● **TASK ITEM**: Scan the entries below for the word "title", then copy each line that holds it.

──────

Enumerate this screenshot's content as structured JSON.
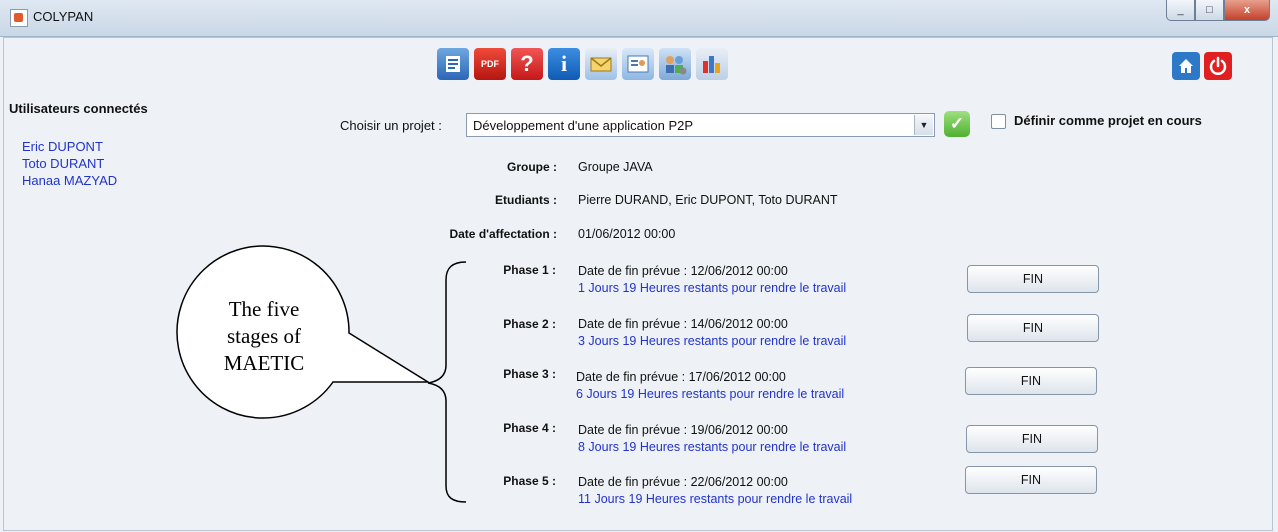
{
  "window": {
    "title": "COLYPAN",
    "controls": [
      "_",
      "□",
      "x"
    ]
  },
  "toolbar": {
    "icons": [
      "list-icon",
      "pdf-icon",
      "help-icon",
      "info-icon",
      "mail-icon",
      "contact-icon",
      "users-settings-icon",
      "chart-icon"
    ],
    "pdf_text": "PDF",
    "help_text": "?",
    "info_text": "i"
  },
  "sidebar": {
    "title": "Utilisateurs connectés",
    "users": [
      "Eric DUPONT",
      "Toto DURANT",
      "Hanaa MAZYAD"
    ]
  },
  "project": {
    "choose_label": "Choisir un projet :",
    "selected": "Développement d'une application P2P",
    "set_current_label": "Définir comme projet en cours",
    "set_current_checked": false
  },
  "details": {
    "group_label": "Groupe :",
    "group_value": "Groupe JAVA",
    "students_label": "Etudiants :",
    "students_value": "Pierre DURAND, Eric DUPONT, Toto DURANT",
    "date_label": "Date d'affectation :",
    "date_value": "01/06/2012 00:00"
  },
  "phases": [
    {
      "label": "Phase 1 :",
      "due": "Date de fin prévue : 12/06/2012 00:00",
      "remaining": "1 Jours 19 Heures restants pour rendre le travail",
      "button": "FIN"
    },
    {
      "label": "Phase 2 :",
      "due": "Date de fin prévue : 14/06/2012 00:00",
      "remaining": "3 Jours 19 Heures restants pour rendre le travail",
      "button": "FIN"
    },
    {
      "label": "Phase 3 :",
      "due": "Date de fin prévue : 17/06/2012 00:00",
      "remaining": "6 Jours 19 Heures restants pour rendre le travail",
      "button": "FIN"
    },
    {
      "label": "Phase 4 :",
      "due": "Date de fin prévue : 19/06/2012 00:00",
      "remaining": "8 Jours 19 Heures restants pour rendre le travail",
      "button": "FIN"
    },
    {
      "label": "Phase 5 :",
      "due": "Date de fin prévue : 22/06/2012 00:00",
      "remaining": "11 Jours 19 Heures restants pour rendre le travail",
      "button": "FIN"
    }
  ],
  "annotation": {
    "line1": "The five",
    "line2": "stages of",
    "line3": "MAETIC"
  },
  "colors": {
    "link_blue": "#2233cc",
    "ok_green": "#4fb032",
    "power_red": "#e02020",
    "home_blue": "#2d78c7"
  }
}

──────

● **ANSWER TO THE PROBLEM**:
    "title": "COLYPAN",
    "title": "Utilisateurs connectés",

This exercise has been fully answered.